Students must attend at least the first semester of their first year under a different major. However, it is recommended that students spend at least a year. The reason for this, Bugilo explains, is because “students need time to establish themselves as strong students and get to know faculty.” Additionally, students must have an independent advisor for their course of study, who could be any faculty member with connections to the topic. At Boston University, “the major must be approved by two different faculty who agree that the major concept makes sense, the courses proposed are appropriate, and agree to be the student’s major advisors.” Their advisor is also responsible for keeping students on track to graduate properly and helping them get the best experience possible out of their major. Thus the students must properly use the first semester to build solid connections within the institution. 

Being an independent studies major is an excellent option for many students with niche interests and can be a way to get the most out of one’s college experience. It differs from a traditional degree in how it transfers into the working world.
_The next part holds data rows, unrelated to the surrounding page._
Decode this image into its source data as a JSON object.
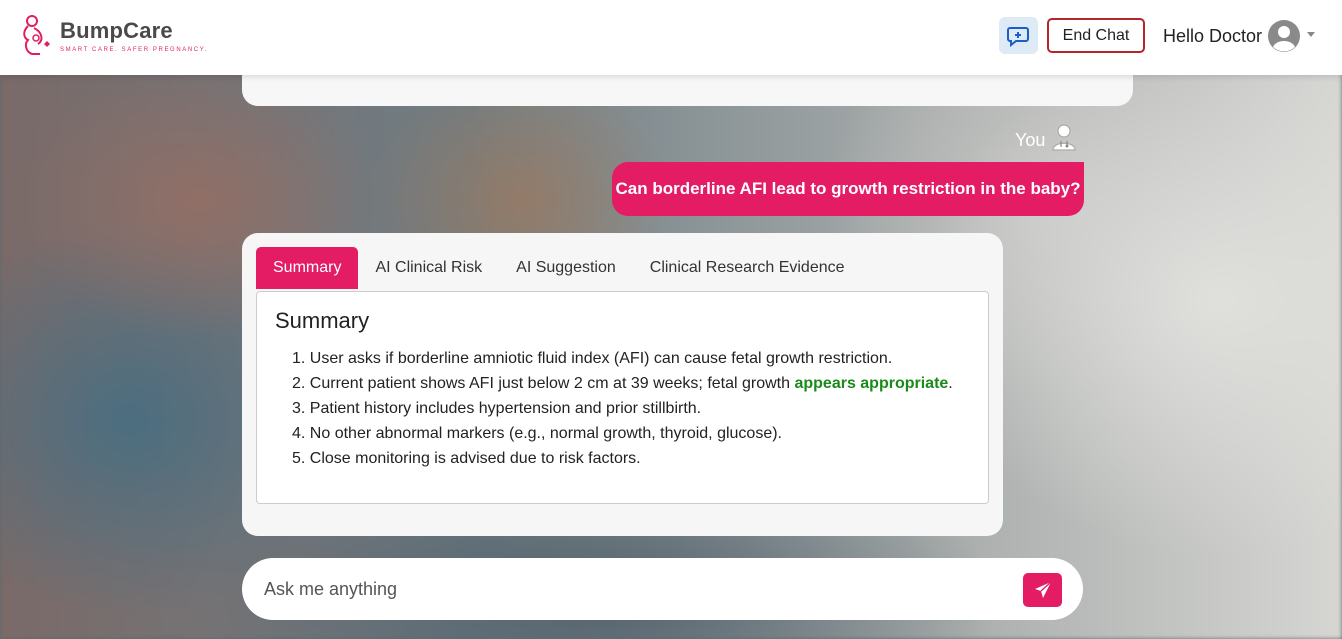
{
  "brand": {
    "name": "BumpCare",
    "tagline": "SMART CARE. SAFER PREGNANCY."
  },
  "header": {
    "end_chat_label": "End Chat",
    "greeting": "Hello Doctor"
  },
  "conversation": {
    "user_label": "You",
    "user_message": "Can borderline AFI lead to growth restriction in the baby?"
  },
  "answer": {
    "tabs": [
      {
        "label": "Summary",
        "active": true
      },
      {
        "label": "AI Clinical Risk",
        "active": false
      },
      {
        "label": "AI Suggestion",
        "active": false
      },
      {
        "label": "Clinical Research Evidence",
        "active": false
      }
    ],
    "panel_title": "Summary",
    "items": [
      {
        "num": "1.",
        "text": "User asks if borderline amniotic fluid index (AFI) can cause fetal growth restriction."
      },
      {
        "num": "2.",
        "text": "Current patient shows AFI just below 2 cm at 39 weeks; fetal growth ",
        "highlight": "appears appropriate",
        "after": "."
      },
      {
        "num": "3.",
        "text": "Patient history includes hypertension and prior stillbirth."
      },
      {
        "num": "4.",
        "text": "No other abnormal markers (e.g., normal growth, thyroid, glucose)."
      },
      {
        "num": "5.",
        "text": "Close monitoring is advised due to risk factors."
      }
    ]
  },
  "composer": {
    "placeholder": "Ask me anything"
  },
  "colors": {
    "accent": "#e31c63",
    "end_chat_border": "#b3262d",
    "highlight_text": "#1a8a1a",
    "new_chat_bg": "#dfeaf7"
  },
  "icons": {
    "new_chat": "chat-plus-icon",
    "avatar": "user-avatar-icon",
    "you": "doctor-icon",
    "send": "paper-plane-icon"
  }
}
Considering a major showcases a student’s college experience, an independent major is another type of record for employers to review when picking candidates. 

 Works Cited

“Courses: Majors: Individualized Major Program: Indiana University Bloomington.” Individualized Major Program, Accessed 18 April 2023.

“Independent Major | Arts & Sciences.” Boston University, Accessed 18 April 2023.

“Independent Major | The College of Arts & Sciences.” The College of Arts & Sciences, Accessed 18 April 2023.

“What is a Directed Independent Study (and Why Should I do it)?” YouTube, 29 December 2020, Accessed 18 April 2023.